ASSIGNMENT -
Leave every picture out, and retype all the remaining records exactly.

BEGIN DATA IN THIS EXERCISE

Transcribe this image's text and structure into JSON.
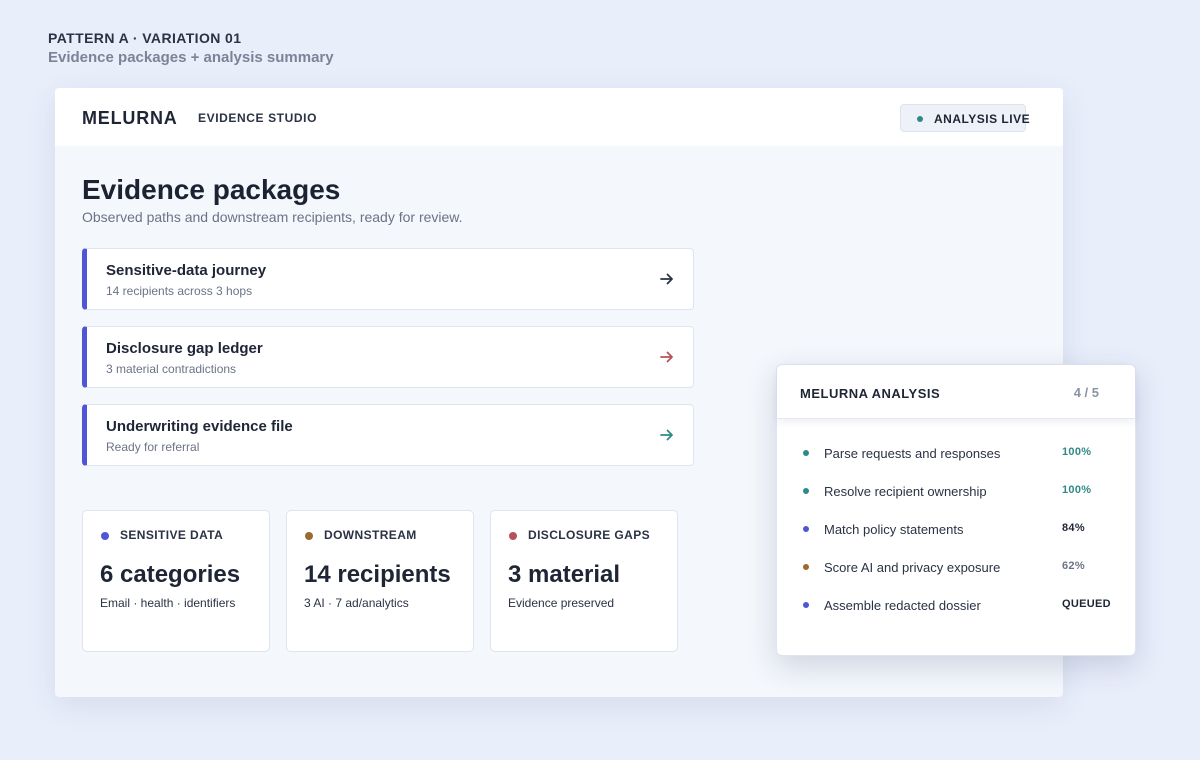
{
  "pattern": {
    "label": "PATTERN A · VARIATION 01",
    "subtitle": "Evidence packages + analysis summary"
  },
  "topbar": {
    "brand": "MELURNA",
    "section": "EVIDENCE STUDIO",
    "status_label": "ANALYSIS LIVE",
    "status_color": "#2f8a87"
  },
  "page": {
    "title": "Evidence packages",
    "description": "Observed paths and downstream recipients, ready for review."
  },
  "packages": [
    {
      "title": "Sensitive-data journey",
      "subtitle": "14 recipients across 3 hops",
      "arrow_color": "#2a3244",
      "icon": "arrow-right-icon"
    },
    {
      "title": "Disclosure gap ledger",
      "subtitle": "3 material contradictions",
      "arrow_color": "#b5535b",
      "icon": "arrow-right-icon"
    },
    {
      "title": "Underwriting evidence file",
      "subtitle": "Ready for referral",
      "arrow_color": "#2f8a87",
      "icon": "arrow-right-icon"
    }
  ],
  "accent_color": "#4f56d6",
  "stats": [
    {
      "label": "SENSITIVE DATA",
      "value": "6 categories",
      "note": "Email · health · identifiers",
      "color": "#4f56d6"
    },
    {
      "label": "DOWNSTREAM",
      "value": "14 recipients",
      "note": "3 AI · 7 ad/analytics",
      "color": "#9a6a2f"
    },
    {
      "label": "DISCLOSURE GAPS",
      "value": "3 material",
      "note": "Evidence preserved",
      "color": "#b5535b"
    }
  ],
  "analysis": {
    "title": "MELURNA ANALYSIS",
    "count": "4 / 5",
    "steps": [
      {
        "label": "Parse requests and responses",
        "status": "100%",
        "dot_color": "#2f8a87",
        "status_color": "#2f8a87"
      },
      {
        "label": "Resolve recipient ownership",
        "status": "100%",
        "dot_color": "#2f8a87",
        "status_color": "#2f8a87"
      },
      {
        "label": "Match policy statements",
        "status": "84%",
        "dot_color": "#4f56d6",
        "status_color": "#1e2535"
      },
      {
        "label": "Score AI and privacy exposure",
        "status": "62%",
        "dot_color": "#9a6a2f",
        "status_color": "#6b7385"
      },
      {
        "label": "Assemble redacted dossier",
        "status": "QUEUED",
        "dot_color": "#4f56d6",
        "status_color": "#1e2535"
      }
    ]
  }
}
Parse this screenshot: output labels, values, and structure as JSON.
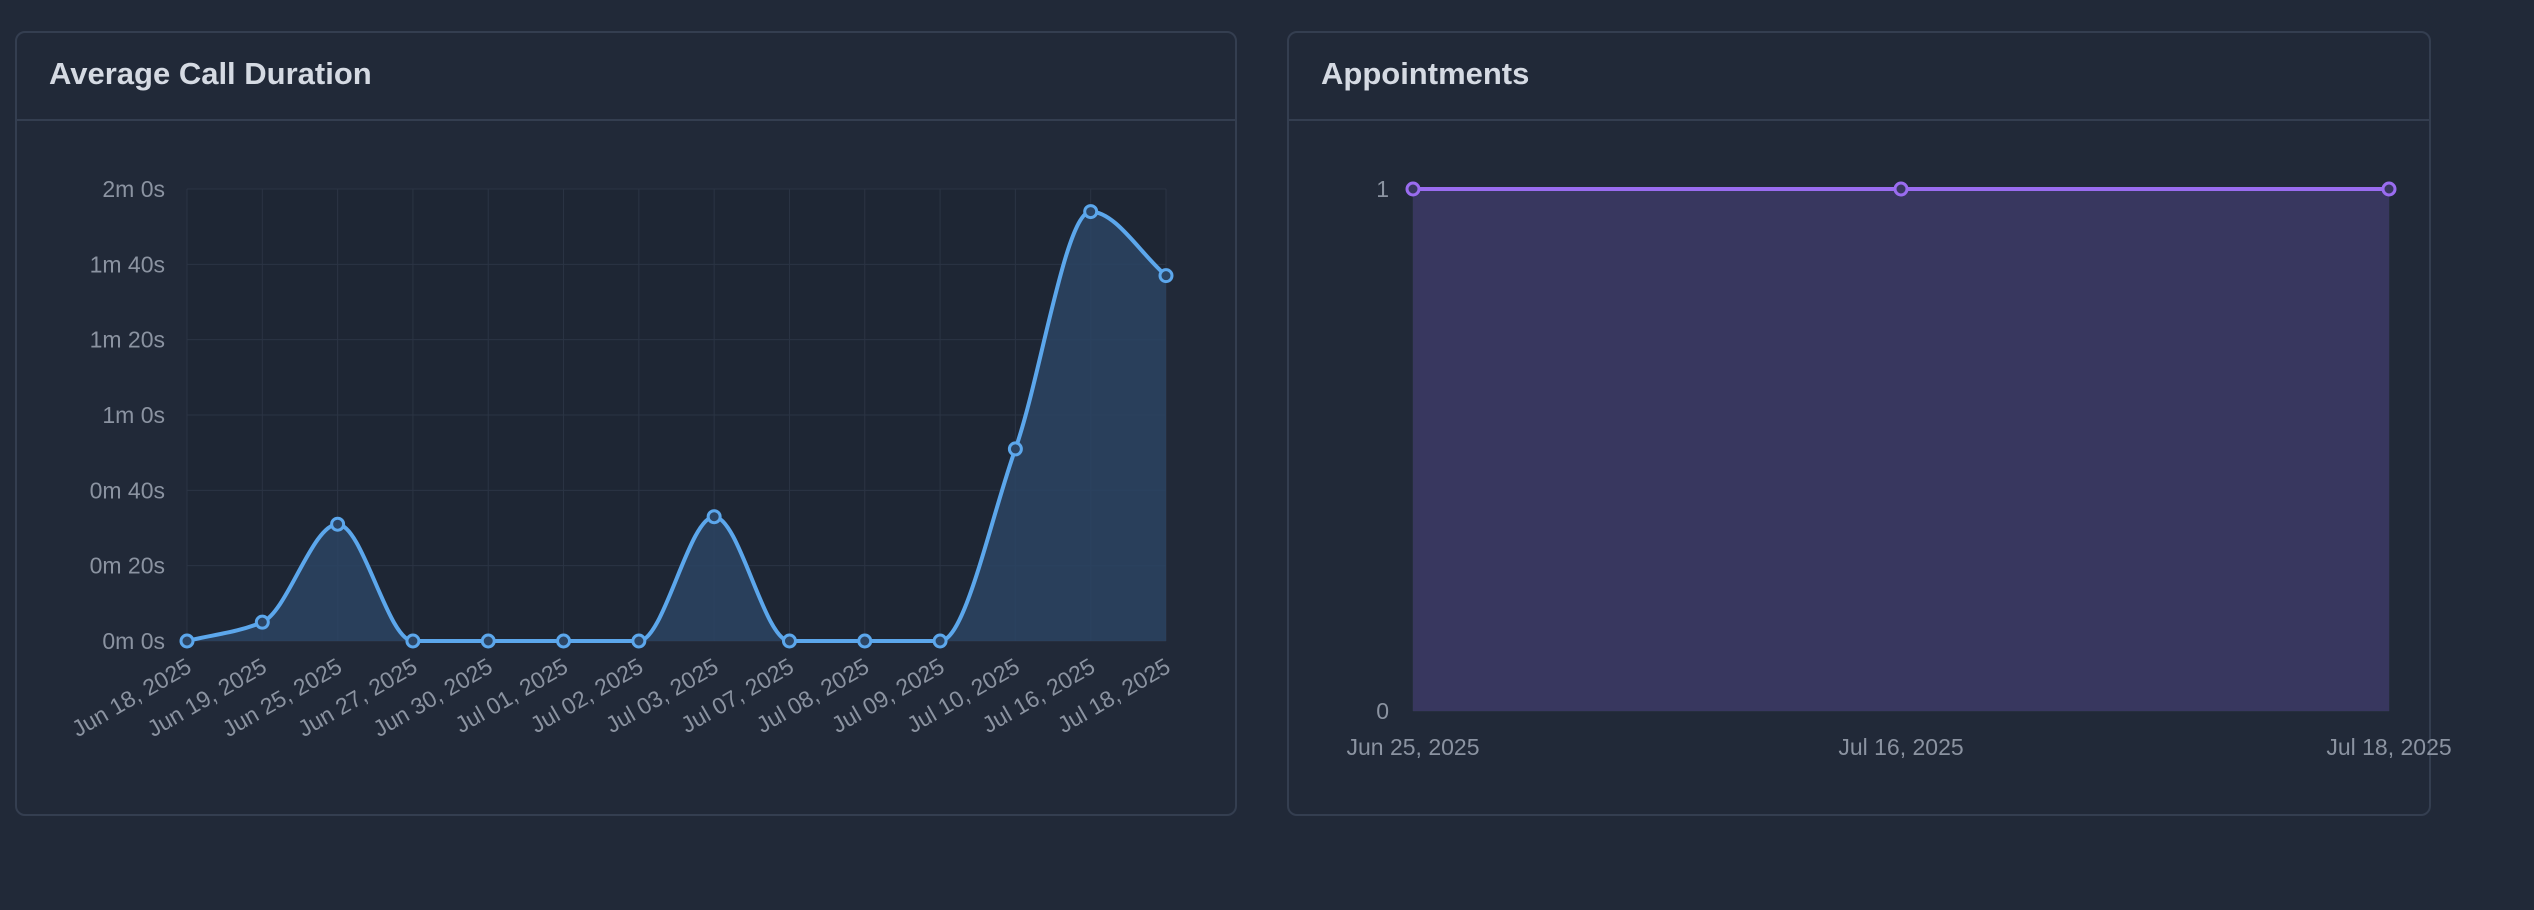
{
  "colors": {
    "background": "#212938",
    "card_border": "#343e50",
    "title": "#d5dae3",
    "tick_text": "#8b93a1",
    "duration_line": "#5ca7ec",
    "duration_fill": "#2b4463",
    "appointments_line": "#9a6cf0",
    "appointments_fill": "#38375f"
  },
  "cards": {
    "duration": {
      "title": "Average Call Duration"
    },
    "appointments": {
      "title": "Appointments"
    }
  },
  "chart_data": [
    {
      "type": "area",
      "title": "Average Call Duration",
      "x": [
        "Jun 18, 2025",
        "Jun 19, 2025",
        "Jun 25, 2025",
        "Jun 27, 2025",
        "Jun 30, 2025",
        "Jul 01, 2025",
        "Jul 02, 2025",
        "Jul 03, 2025",
        "Jul 07, 2025",
        "Jul 08, 2025",
        "Jul 09, 2025",
        "Jul 10, 2025",
        "Jul 16, 2025",
        "Jul 18, 2025"
      ],
      "values_seconds": [
        0,
        5,
        31,
        0,
        0,
        0,
        0,
        33,
        0,
        0,
        0,
        51,
        114,
        97
      ],
      "y_ticks": [
        "0m 0s",
        "0m 20s",
        "0m 40s",
        "1m 0s",
        "1m 20s",
        "1m 40s",
        "2m 0s"
      ],
      "ylim_seconds": [
        0,
        120
      ],
      "smooth": true,
      "grid": true
    },
    {
      "type": "area",
      "title": "Appointments",
      "x": [
        "Jun 25, 2025",
        "Jul 16, 2025",
        "Jul 18, 2025"
      ],
      "values": [
        1,
        1,
        1
      ],
      "y_ticks": [
        "0",
        "1"
      ],
      "ylim": [
        0,
        1
      ],
      "grid": true
    }
  ]
}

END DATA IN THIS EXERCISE

REPLY -
Transcribe this image's text and structure into JSON.
{
  "pattern": {
    "label": "PATTERN A · VARIATION 01",
    "subtitle": "Evidence packages + analysis summary"
  },
  "topbar": {
    "brand": "MELURNA",
    "section": "EVIDENCE STUDIO",
    "status_label": "ANALYSIS LIVE",
    "status_color": "#2f8a87"
  },
  "page": {
    "title": "Evidence packages",
    "description": "Observed paths and downstream recipients, ready for review."
  },
  "packages": [
    {
      "title": "Sensitive-data journey",
      "subtitle": "14 recipients across 3 hops",
      "arrow_color": "#2a3244",
      "icon": "arrow-right-icon"
    },
    {
      "title": "Disclosure gap ledger",
      "subtitle": "3 material contradictions",
      "arrow_color": "#b5535b",
      "icon": "arrow-right-icon"
    },
    {
      "title": "Underwriting evidence file",
      "subtitle": "Ready for referral",
      "arrow_color": "#2f8a87",
      "icon": "arrow-right-icon"
    }
  ],
  "accent_color": "#4f56d6",
  "stats": [
    {
      "label": "SENSITIVE DATA",
      "value": "6 categories",
      "note": "Email · health · identifiers",
      "color": "#4f56d6"
    },
    {
      "label": "DOWNSTREAM",
      "value": "14 recipients",
      "note": "3 AI · 7 ad/analytics",
      "color": "#9a6a2f"
    },
    {
      "label": "DISCLOSURE GAPS",
      "value": "3 material",
      "note": "Evidence preserved",
      "color": "#b5535b"
    }
  ],
  "analysis": {
    "title": "MELURNA ANALYSIS",
    "count": "4 / 5",
    "steps": [
      {
        "label": "Parse requests and responses",
        "status": "100%",
        "dot_color": "#2f8a87",
        "status_color": "#2f8a87"
      },
      {
        "label": "Resolve recipient ownership",
        "status": "100%",
        "dot_color": "#2f8a87",
        "status_color": "#2f8a87"
      },
      {
        "label": "Match policy statements",
        "status": "84%",
        "dot_color": "#4f56d6",
        "status_color": "#1e2535"
      },
      {
        "label": "Score AI and privacy exposure",
        "status": "62%",
        "dot_color": "#9a6a2f",
        "status_color": "#6b7385"
      },
      {
        "label": "Assemble redacted dossier",
        "status": "QUEUED",
        "dot_color": "#4f56d6",
        "status_color": "#1e2535"
      }
    ]
  }
}
Parse this screenshot: output labels, values, and structure as JSON.
{
  "colors": {
    "background": "#212938",
    "card_border": "#343e50",
    "title": "#d5dae3",
    "tick_text": "#8b93a1",
    "duration_line": "#5ca7ec",
    "duration_fill": "#2b4463",
    "appointments_line": "#9a6cf0",
    "appointments_fill": "#38375f"
  },
  "cards": {
    "duration": {
      "title": "Average Call Duration"
    },
    "appointments": {
      "title": "Appointments"
    }
  },
  "chart_data": [
    {
      "type": "area",
      "title": "Average Call Duration",
      "x": [
        "Jun 18, 2025",
        "Jun 19, 2025",
        "Jun 25, 2025",
        "Jun 27, 2025",
        "Jun 30, 2025",
        "Jul 01, 2025",
        "Jul 02, 2025",
        "Jul 03, 2025",
        "Jul 07, 2025",
        "Jul 08, 2025",
        "Jul 09, 2025",
        "Jul 10, 2025",
        "Jul 16, 2025",
        "Jul 18, 2025"
      ],
      "values_seconds": [
        0,
        5,
        31,
        0,
        0,
        0,
        0,
        33,
        0,
        0,
        0,
        51,
        114,
        97
      ],
      "y_ticks": [
        "0m 0s",
        "0m 20s",
        "0m 40s",
        "1m 0s",
        "1m 20s",
        "1m 40s",
        "2m 0s"
      ],
      "ylim_seconds": [
        0,
        120
      ],
      "smooth": true,
      "grid": true
    },
    {
      "type": "area",
      "title": "Appointments",
      "x": [
        "Jun 25, 2025",
        "Jul 16, 2025",
        "Jul 18, 2025"
      ],
      "values": [
        1,
        1,
        1
      ],
      "y_ticks": [
        "0",
        "1"
      ],
      "ylim": [
        0,
        1
      ],
      "grid": true
    }
  ]
}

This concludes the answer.